## Stored data entries

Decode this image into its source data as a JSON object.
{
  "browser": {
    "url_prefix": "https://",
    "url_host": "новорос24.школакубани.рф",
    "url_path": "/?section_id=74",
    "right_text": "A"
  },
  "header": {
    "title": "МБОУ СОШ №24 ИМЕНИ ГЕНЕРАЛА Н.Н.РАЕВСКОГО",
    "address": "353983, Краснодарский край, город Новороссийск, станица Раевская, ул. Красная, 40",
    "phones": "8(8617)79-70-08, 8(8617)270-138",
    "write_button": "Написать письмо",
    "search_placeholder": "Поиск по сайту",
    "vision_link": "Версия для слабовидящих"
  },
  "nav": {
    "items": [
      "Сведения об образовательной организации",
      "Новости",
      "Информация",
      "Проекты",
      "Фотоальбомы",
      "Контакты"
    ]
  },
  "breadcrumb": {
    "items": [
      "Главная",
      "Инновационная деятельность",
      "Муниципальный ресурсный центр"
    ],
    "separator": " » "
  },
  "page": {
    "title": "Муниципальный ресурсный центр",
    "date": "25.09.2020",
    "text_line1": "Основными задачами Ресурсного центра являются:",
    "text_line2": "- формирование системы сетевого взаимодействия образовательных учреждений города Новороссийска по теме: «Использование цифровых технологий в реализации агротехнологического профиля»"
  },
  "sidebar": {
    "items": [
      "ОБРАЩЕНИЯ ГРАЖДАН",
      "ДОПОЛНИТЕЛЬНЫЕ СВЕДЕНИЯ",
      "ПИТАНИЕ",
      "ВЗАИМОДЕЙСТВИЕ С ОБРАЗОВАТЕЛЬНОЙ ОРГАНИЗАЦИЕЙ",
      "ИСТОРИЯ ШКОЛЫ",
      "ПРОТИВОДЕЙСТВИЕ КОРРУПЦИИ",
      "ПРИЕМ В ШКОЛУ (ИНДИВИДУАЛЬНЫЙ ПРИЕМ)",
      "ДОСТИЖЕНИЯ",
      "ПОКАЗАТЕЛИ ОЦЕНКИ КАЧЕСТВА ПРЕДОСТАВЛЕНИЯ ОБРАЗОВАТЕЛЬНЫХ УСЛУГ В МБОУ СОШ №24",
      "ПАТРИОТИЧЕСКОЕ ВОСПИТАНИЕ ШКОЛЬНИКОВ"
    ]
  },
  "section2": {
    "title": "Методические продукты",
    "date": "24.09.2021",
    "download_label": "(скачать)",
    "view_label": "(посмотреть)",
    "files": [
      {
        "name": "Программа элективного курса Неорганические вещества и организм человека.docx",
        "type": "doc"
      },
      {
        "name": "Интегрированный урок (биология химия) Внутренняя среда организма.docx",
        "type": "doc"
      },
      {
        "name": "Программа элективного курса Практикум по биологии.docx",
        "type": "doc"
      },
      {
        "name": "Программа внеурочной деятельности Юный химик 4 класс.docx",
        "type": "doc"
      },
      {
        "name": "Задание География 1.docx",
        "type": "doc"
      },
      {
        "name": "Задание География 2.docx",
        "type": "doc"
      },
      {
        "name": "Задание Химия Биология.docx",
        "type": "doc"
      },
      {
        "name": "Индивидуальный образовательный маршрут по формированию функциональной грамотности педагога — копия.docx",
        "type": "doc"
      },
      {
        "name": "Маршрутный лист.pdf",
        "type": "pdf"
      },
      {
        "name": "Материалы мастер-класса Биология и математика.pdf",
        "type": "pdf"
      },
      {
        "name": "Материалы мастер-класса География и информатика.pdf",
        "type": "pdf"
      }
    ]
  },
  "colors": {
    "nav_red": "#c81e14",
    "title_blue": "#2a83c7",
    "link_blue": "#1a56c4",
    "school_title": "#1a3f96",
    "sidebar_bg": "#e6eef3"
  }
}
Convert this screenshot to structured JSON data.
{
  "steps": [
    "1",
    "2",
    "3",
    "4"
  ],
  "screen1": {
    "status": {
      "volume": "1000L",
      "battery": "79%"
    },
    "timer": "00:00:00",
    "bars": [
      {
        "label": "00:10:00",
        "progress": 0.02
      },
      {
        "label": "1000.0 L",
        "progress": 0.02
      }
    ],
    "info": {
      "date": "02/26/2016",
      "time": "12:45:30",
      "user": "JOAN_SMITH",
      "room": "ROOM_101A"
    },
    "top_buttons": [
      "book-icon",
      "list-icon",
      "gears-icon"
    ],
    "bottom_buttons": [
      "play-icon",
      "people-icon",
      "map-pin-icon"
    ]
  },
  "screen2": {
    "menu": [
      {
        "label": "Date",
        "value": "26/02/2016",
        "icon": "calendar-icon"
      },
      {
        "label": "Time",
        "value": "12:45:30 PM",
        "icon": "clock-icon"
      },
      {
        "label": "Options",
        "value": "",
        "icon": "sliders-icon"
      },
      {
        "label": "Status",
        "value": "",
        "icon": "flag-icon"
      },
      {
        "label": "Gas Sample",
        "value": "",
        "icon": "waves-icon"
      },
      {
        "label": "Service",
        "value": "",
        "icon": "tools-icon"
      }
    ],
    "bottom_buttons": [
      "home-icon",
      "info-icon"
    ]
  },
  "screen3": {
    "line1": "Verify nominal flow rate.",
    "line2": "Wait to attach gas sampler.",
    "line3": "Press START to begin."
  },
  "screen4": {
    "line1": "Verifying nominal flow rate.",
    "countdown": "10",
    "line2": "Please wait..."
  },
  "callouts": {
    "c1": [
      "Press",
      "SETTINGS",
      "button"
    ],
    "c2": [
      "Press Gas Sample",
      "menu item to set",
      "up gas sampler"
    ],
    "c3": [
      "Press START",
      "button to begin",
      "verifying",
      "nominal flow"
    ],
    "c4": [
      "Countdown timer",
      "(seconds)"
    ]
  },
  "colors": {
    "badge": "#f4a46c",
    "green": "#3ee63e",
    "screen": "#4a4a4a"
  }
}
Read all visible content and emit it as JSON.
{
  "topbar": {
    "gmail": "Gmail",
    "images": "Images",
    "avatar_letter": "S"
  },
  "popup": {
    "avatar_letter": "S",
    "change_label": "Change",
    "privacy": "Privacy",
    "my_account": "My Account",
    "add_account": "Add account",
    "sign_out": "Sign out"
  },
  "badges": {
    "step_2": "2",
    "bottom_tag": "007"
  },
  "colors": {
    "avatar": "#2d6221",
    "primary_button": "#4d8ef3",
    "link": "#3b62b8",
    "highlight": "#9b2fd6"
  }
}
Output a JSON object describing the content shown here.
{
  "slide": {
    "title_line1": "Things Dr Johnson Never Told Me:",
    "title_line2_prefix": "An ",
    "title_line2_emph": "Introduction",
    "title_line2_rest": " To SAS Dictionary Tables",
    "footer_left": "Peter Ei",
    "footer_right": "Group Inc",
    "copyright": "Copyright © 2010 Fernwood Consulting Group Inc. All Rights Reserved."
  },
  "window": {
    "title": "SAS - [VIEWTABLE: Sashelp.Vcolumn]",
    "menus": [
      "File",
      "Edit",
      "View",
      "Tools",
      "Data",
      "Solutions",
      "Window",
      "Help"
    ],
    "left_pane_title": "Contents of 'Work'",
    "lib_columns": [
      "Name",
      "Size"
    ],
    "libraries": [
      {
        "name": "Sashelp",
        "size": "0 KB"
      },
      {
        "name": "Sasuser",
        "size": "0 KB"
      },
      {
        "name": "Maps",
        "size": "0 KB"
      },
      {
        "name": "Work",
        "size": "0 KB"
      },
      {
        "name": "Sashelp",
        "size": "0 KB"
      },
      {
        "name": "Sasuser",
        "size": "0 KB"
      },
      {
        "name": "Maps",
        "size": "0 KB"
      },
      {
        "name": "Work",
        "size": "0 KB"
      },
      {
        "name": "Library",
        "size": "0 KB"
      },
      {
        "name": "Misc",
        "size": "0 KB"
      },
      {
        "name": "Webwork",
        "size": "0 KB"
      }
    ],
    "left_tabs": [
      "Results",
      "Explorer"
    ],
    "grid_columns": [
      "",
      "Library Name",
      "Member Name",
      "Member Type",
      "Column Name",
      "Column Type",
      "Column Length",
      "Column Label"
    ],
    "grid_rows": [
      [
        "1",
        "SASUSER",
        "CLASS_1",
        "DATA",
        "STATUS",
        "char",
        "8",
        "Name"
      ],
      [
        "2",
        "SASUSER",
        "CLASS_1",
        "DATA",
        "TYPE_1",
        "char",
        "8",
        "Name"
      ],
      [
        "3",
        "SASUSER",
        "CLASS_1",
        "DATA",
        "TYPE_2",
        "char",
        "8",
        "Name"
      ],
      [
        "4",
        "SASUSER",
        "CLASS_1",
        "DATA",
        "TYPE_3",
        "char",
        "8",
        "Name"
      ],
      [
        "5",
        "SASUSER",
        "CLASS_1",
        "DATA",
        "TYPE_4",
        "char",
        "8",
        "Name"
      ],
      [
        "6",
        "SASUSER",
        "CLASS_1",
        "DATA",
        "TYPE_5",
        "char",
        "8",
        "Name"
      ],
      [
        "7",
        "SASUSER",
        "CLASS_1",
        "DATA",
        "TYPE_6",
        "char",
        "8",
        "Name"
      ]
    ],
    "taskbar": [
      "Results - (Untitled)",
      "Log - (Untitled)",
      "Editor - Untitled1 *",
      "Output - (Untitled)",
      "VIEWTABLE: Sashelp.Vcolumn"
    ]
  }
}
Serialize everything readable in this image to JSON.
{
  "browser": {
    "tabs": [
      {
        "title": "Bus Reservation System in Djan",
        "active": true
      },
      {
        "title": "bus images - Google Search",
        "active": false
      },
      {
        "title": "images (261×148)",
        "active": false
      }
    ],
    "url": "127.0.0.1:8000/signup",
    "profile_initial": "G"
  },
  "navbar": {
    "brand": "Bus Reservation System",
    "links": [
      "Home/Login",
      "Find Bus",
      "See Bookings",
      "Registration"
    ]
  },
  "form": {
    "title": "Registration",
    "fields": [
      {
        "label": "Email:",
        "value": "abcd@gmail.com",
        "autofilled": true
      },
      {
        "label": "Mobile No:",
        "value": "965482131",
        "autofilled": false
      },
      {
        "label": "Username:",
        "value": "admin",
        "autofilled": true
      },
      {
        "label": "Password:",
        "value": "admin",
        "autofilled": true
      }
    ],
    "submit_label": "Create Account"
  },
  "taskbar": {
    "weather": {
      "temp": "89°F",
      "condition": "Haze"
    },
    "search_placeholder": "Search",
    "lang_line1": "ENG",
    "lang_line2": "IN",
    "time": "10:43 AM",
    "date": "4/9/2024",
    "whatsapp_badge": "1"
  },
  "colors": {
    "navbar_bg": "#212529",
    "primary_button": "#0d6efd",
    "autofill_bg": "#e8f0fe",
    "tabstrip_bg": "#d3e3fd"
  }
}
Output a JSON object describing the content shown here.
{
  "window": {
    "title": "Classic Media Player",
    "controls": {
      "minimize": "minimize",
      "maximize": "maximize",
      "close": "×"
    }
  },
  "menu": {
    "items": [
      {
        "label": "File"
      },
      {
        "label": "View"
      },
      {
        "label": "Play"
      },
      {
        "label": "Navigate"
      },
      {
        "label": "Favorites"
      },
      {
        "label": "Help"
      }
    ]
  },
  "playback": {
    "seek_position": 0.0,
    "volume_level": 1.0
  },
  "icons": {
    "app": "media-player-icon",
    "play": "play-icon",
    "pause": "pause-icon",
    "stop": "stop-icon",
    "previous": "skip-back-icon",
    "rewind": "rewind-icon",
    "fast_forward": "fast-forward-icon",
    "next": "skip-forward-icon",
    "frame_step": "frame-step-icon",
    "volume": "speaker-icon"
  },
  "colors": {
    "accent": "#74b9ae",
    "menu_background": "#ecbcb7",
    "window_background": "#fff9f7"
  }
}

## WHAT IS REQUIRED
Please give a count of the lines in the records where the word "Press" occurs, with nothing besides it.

## TASK SOLUTION
4